Conceded was that Manmohan Singh ushered in the economic reforms that “changed the face of India”, but it was not enough as Modi’s development plank of the “Gujarat Model” was clearly more persuasive in the face of rising prices and low employment and, with their victory the BJP declared “the start of a new era” in the world’s biggest democracy.
Elected three times as chief minister in his home state, Narendra Modi was denied entry by the US and EU countries for a decade over the 2002 riots in Gujarat that left around 1,000 people, mostly Muslims, dead. He denies having anything to do with the bloodshed and instead focused his attention on promising jobs.

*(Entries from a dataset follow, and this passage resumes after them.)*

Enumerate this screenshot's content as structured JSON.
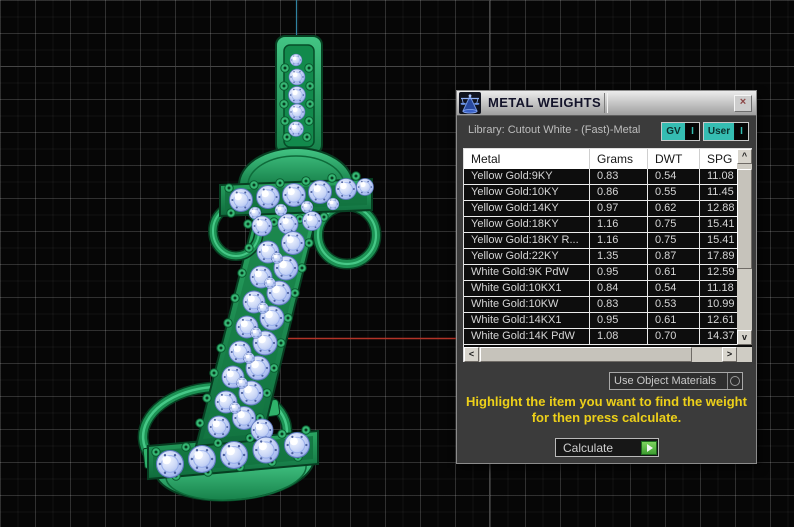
{
  "window": {
    "title": "METAL WEIGHTS"
  },
  "library_label": "Library: Cutout White - (Fast)-Metal",
  "toggles": {
    "gv": {
      "label": "GV",
      "indicator": "I"
    },
    "user": {
      "label": "User",
      "indicator": "I"
    }
  },
  "table": {
    "columns": [
      "Metal",
      "Grams",
      "DWT",
      "SPG"
    ],
    "rows": [
      [
        "Yellow Gold:9KY",
        "0.83",
        "0.54",
        "11.08"
      ],
      [
        "Yellow Gold:10KY",
        "0.86",
        "0.55",
        "11.45"
      ],
      [
        "Yellow Gold:14KY",
        "0.97",
        "0.62",
        "12.88"
      ],
      [
        "Yellow Gold:18KY",
        "1.16",
        "0.75",
        "15.41"
      ],
      [
        "Yellow Gold:18KY R...",
        "1.16",
        "0.75",
        "15.41"
      ],
      [
        "Yellow Gold:22KY",
        "1.35",
        "0.87",
        "17.89"
      ],
      [
        "White Gold:9K PdW",
        "0.95",
        "0.61",
        "12.59"
      ],
      [
        "White Gold:10KX1",
        "0.84",
        "0.54",
        "11.18"
      ],
      [
        "White Gold:10KW",
        "0.83",
        "0.53",
        "10.99"
      ],
      [
        "White Gold:14KX1",
        "0.95",
        "0.61",
        "12.61"
      ],
      [
        "White Gold:14K PdW",
        "1.08",
        "0.70",
        "14.37"
      ]
    ]
  },
  "dropdown": {
    "value": "Use Object Materials"
  },
  "instruction": {
    "line1": "Highlight the item you want to find the weight",
    "line2": "for then press calculate."
  },
  "calculate": {
    "label": "Calculate"
  },
  "icons": {
    "titlebar": "balance-scale-icon",
    "close": "×",
    "scroll_up": "^",
    "scroll_down": "v",
    "scroll_left": "<",
    "scroll_right": ">",
    "calculate_play": "play-triangle",
    "dropdown_indicator": "circle-outline"
  },
  "colors": {
    "panel_body": "#3b3b3b",
    "teal_accent": "#35bdb2",
    "instruction_yellow": "#edd019",
    "header_bg": "#ffffff",
    "row_bg": "#0d0d0d",
    "row_text": "#d6d6d6",
    "metal_green": "#22a05d",
    "gem_blue": "#b6c7f2",
    "axis_red": "#b23327",
    "axis_cyan": "#2f82a0",
    "calculate_green": "#57b847",
    "scrollbar_gray": "#cfccc4"
  }
}
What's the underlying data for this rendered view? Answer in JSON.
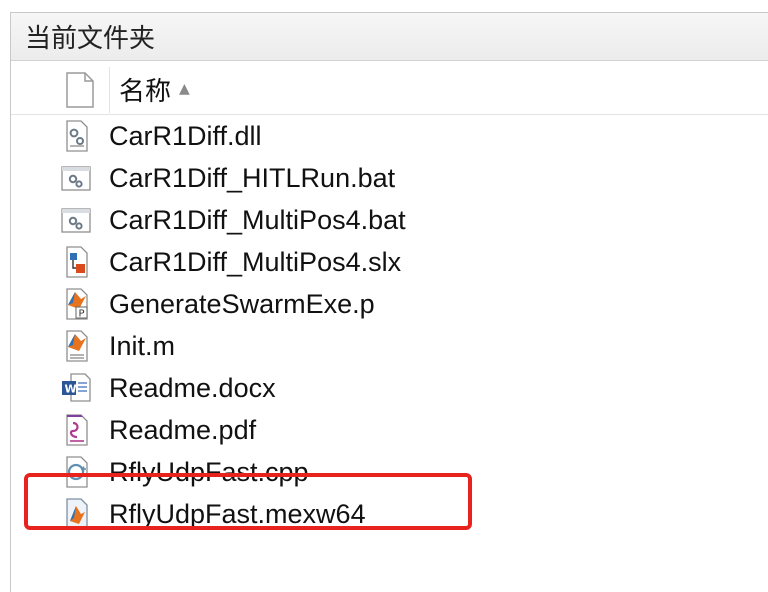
{
  "panel": {
    "title": "当前文件夹",
    "column_header": {
      "name_label": "名称",
      "sort_indicator": "▲",
      "icon": "blank-file-icon"
    }
  },
  "files": [
    {
      "name": "CarR1Diff.dll",
      "icon": "dll-gear-icon"
    },
    {
      "name": "CarR1Diff_HITLRun.bat",
      "icon": "batch-gear-icon"
    },
    {
      "name": "CarR1Diff_MultiPos4.bat",
      "icon": "batch-gear-icon"
    },
    {
      "name": "CarR1Diff_MultiPos4.slx",
      "icon": "simulink-model-icon"
    },
    {
      "name": "GenerateSwarmExe.p",
      "icon": "matlab-p-file-icon"
    },
    {
      "name": "Init.m",
      "icon": "matlab-m-file-icon"
    },
    {
      "name": "Readme.docx",
      "icon": "word-document-icon"
    },
    {
      "name": "Readme.pdf",
      "icon": "pdf-document-icon"
    },
    {
      "name": "RflyUdpFast.cpp",
      "icon": "cpp-source-icon"
    },
    {
      "name": "RflyUdpFast.mexw64",
      "icon": "matlab-mex-file-icon"
    }
  ],
  "highlight": {
    "color": "#e8221c",
    "target_file": "RflyUdpFast.mexw64"
  }
}
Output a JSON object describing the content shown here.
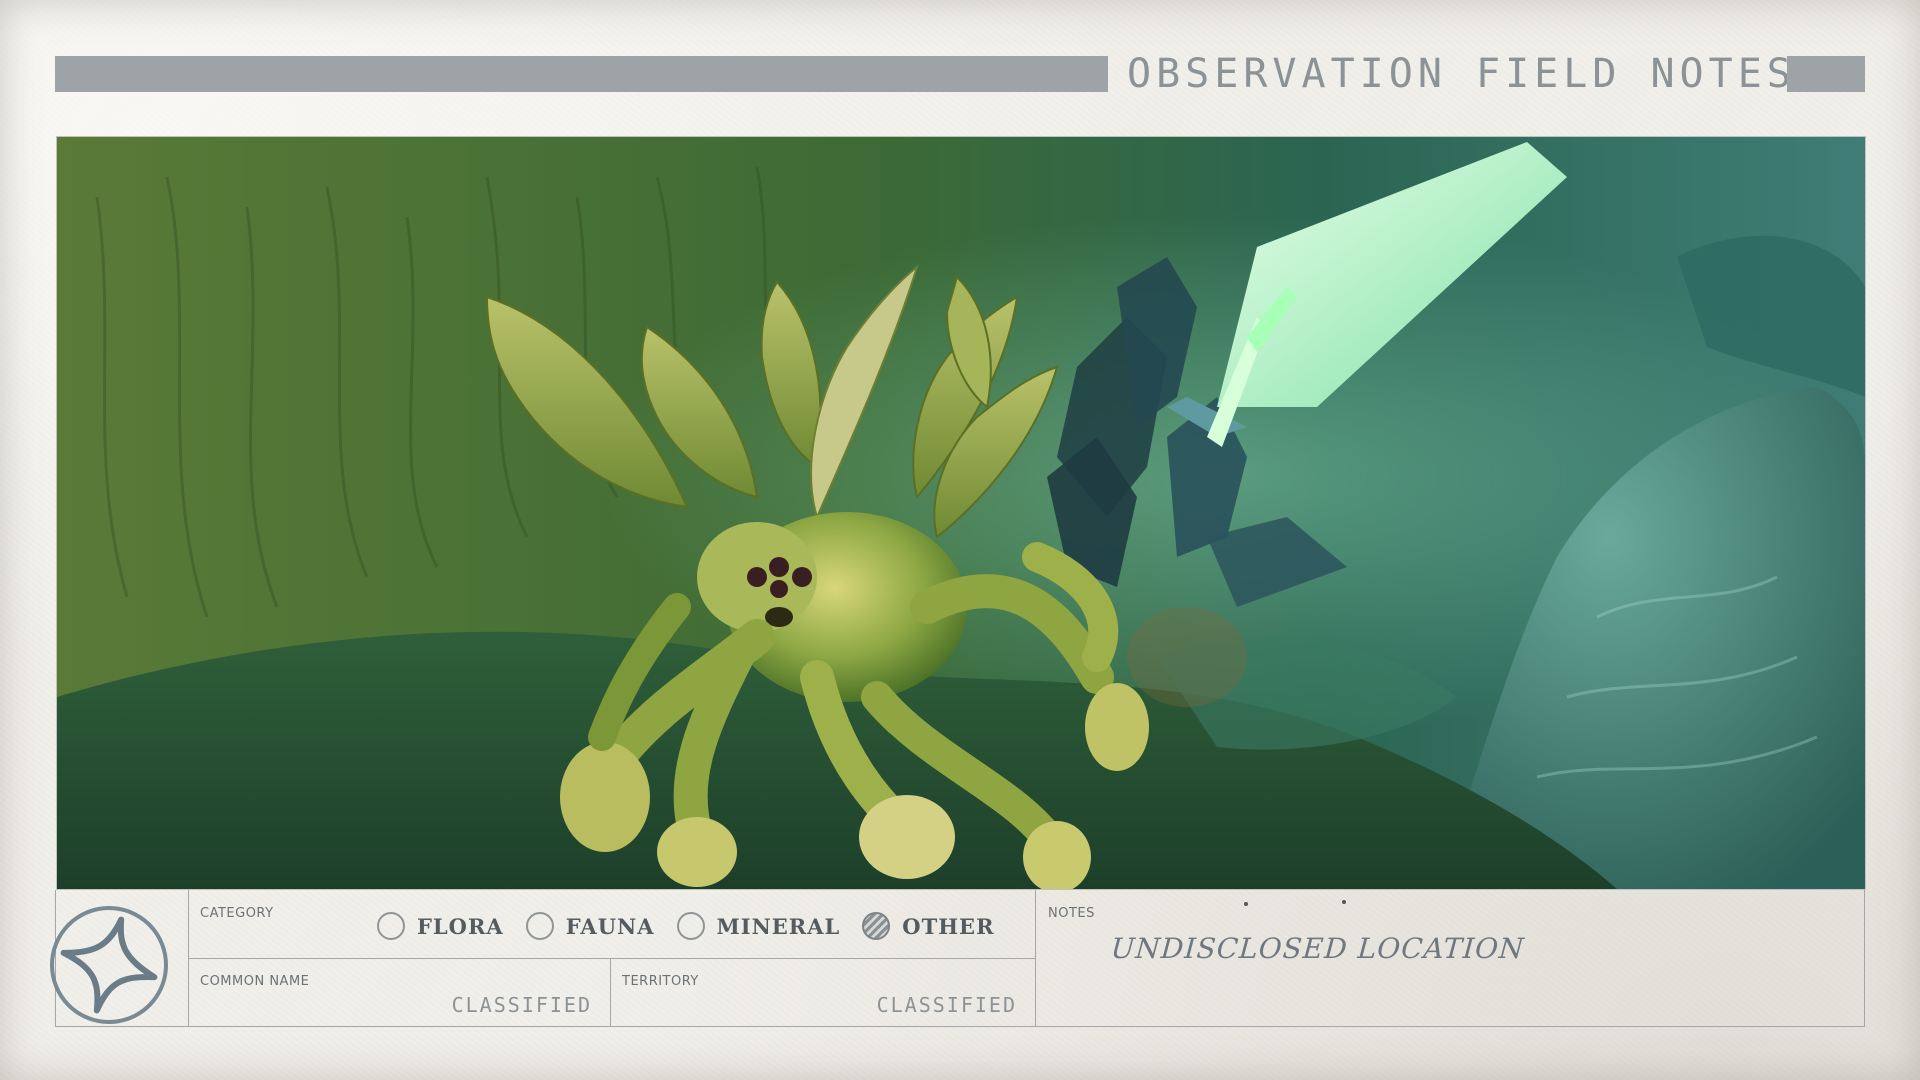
{
  "header": {
    "title": "OBSERVATION FIELD NOTES"
  },
  "photo": {
    "subject_icon": "winged-creature-illustration"
  },
  "panel": {
    "logo_icon": "four-point-star-emblem-icon",
    "category_label": "CATEGORY",
    "options": [
      {
        "label": "FLORA",
        "selected": false
      },
      {
        "label": "FAUNA",
        "selected": false
      },
      {
        "label": "MINERAL",
        "selected": false
      },
      {
        "label": "OTHER",
        "selected": true
      }
    ],
    "common_name_label": "COMMON NAME",
    "common_name_value": "CLASSIFIED",
    "territory_label": "TERRITORY",
    "territory_value": "CLASSIFIED",
    "notes_label": "NOTES",
    "notes_value": "UNDISCLOSED LOCATION"
  },
  "colors": {
    "card": "#f1efe9",
    "bar": "#9da3a6",
    "ink": "#545c60",
    "scene_green": "#3f7a3a",
    "crystal": "#b9f4c8"
  }
}
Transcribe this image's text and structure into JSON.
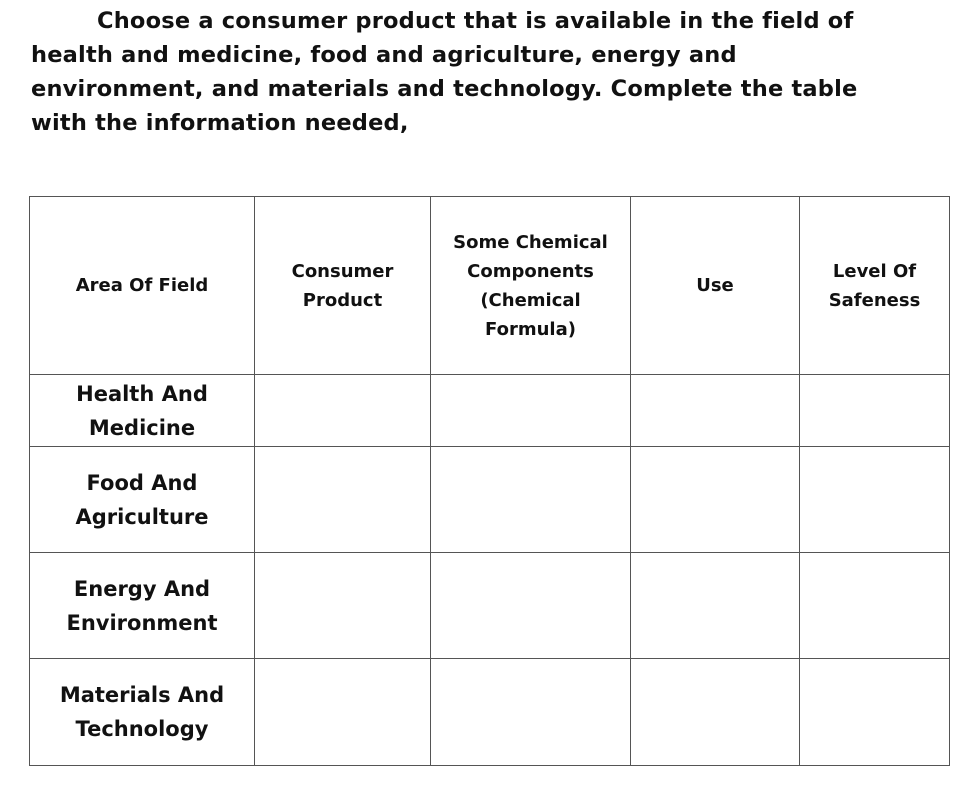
{
  "instructions": {
    "lines": [
      "Choose a consumer product that is available in the field of",
      "health and medicine, food and agriculture, energy and",
      "environment, and materials and technology. Complete the table",
      "with the information needed,"
    ]
  },
  "table": {
    "headers": [
      {
        "lines": [
          "Area Of Field"
        ]
      },
      {
        "lines": [
          "Consumer",
          "Product"
        ]
      },
      {
        "lines": [
          "Some Chemical",
          "Components",
          "(Chemical",
          "Formula)"
        ]
      },
      {
        "lines": [
          "Use"
        ]
      },
      {
        "lines": [
          "Level Of",
          "Safeness"
        ]
      }
    ],
    "rows": [
      {
        "field": [
          "Health And",
          "Medicine"
        ],
        "consumer_product": "",
        "chemical_components": "",
        "use": "",
        "safeness": ""
      },
      {
        "field": [
          "Food And",
          "Agriculture"
        ],
        "consumer_product": "",
        "chemical_components": "",
        "use": "",
        "safeness": ""
      },
      {
        "field": [
          "Energy And",
          "Environment"
        ],
        "consumer_product": "",
        "chemical_components": "",
        "use": "",
        "safeness": ""
      },
      {
        "field": [
          "Materials And",
          "Technology"
        ],
        "consumer_product": "",
        "chemical_components": "",
        "use": "",
        "safeness": ""
      }
    ]
  }
}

The stunning results far exceeded expectations. “This is the beginning of change, a people’s revolution and the start of a new era,” rejoiced senior BJP leader Prakash Javadekar as media projections showed the BJP winning more than the 272 seats required for a majority on its own in the 543-seat parliament. Ancillary victories by BJP allies took the winning tally to over 300.
Stock markets, which had risen 5.0% prior to the announcement of the results, surged again with
investors and the public reportedly showing optimism after years of low economic growth, rising food prices and rampant corruption.
“Modi has reinvented himself from a controversial regional leader accused of turning a blind eye to religious riots in 2002” wrote the Times of India and, “expectations are sky-high of what Modi will deliver in a chaotic and still poor country that is home to a sixth of humanity”.
Modi, the 63-year-old son of a tea seller, who owes part of his political success to his humble beginnings, elated on his Twitter account, “India has won. Good days are coming”.